The Centers for Disease Control and Prevention’s Division of Adolescent and School Health (DASH) has established an evidence-based approach schools can implement to help prevent HIV, STDs, and unintended pregnancy among adolescents.
Getting tested for HIV is an important step toward prevention; however, testing rates among high school students are low. Schools are important partners in supporting HIV testing among adolescents.
In 2019, WFP has provided school meals, snacks or take-home rations to 17.3 million children in 59 countries in both emergency and stable settings.
The COVID-19 pandemic has created the largest disruption of education systems in history, affecting nearly 1.6 billion school-age children in more than 190 countries.
School feeding programmes represent one of the largest safety nets in countries across the region – measured in terms of coverage – in the broader framework of national social protection policy and programmes.
School health and nutrition is about investing both in schoolchildren and adolescents’ health and well-being and in their learning, with benefits extending to their homes and communities. When children are sick and hungry, they do not learn well.
In Eastern and Southern Africa, at least 120 million children and youth are not able to attend school due to COVID-19 related school closures.
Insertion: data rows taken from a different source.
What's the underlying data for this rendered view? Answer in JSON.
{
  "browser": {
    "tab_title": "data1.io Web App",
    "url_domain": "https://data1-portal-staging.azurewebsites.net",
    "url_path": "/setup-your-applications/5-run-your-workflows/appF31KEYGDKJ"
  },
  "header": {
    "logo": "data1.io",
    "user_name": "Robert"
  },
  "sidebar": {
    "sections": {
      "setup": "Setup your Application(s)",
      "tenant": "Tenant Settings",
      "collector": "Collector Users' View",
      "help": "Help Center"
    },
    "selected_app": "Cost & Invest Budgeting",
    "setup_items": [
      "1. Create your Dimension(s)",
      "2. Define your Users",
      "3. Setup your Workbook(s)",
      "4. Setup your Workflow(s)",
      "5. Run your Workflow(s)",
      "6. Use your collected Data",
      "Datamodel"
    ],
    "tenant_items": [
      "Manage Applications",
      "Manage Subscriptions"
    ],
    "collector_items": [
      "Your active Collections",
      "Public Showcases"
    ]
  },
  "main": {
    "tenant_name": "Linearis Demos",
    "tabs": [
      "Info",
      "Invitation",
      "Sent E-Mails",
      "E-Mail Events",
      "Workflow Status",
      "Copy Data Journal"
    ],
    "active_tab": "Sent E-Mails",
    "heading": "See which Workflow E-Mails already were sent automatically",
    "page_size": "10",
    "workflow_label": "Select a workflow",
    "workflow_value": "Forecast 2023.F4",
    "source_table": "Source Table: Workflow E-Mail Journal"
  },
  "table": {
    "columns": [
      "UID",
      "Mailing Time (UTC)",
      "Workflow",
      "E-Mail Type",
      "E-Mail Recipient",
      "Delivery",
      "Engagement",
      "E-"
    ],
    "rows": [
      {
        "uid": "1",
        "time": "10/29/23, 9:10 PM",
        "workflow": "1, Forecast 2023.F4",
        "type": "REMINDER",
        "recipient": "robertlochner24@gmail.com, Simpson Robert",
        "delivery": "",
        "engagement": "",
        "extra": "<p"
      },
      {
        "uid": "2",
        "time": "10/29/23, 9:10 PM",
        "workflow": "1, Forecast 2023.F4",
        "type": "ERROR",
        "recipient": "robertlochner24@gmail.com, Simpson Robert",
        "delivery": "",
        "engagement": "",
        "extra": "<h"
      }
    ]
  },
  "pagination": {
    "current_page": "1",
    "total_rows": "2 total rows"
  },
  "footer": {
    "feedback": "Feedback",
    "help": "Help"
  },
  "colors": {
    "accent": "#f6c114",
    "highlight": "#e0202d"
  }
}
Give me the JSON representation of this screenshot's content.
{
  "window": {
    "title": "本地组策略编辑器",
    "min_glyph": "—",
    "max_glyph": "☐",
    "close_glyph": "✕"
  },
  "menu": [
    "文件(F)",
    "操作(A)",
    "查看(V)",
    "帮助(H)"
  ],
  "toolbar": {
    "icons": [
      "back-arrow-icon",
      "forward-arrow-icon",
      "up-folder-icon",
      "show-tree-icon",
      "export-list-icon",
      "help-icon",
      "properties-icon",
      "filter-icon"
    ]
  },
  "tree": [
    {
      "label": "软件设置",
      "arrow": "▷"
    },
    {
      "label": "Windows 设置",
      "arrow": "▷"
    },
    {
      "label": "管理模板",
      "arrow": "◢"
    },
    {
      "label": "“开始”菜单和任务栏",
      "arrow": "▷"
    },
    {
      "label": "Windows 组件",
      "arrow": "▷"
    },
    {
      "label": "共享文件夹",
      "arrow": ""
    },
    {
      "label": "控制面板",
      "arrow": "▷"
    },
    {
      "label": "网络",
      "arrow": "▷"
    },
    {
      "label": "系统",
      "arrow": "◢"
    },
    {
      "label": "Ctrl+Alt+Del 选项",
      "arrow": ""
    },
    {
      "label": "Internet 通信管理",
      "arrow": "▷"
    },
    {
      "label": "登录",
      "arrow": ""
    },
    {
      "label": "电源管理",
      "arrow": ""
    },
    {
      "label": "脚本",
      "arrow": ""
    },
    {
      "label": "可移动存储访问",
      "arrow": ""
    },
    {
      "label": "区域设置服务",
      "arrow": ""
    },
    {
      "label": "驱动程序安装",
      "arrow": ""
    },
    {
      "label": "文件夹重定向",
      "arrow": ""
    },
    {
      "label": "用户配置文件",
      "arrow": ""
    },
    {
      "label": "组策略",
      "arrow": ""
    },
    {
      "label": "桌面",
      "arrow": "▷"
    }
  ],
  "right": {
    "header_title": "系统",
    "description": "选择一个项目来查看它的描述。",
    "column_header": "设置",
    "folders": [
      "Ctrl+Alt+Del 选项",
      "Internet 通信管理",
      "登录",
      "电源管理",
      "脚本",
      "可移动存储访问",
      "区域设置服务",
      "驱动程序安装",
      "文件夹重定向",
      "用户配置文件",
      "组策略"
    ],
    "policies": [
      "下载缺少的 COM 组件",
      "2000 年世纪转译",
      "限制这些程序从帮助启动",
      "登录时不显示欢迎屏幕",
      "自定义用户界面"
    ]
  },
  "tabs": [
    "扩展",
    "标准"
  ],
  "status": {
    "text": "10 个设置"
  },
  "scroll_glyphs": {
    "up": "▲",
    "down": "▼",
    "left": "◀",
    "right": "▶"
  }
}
More than 16 million affected school-children in the region rely on school meals and nutrition services.
Given the changing circumstances in the nutrition landscape, there is a need to reassess and reiterate the role of the schools in improving health and nutritional status of children.
The Declaration calls the Member States, civil society and international organizations to act urgently to address health inequalities and improve the social and economic determinants of health.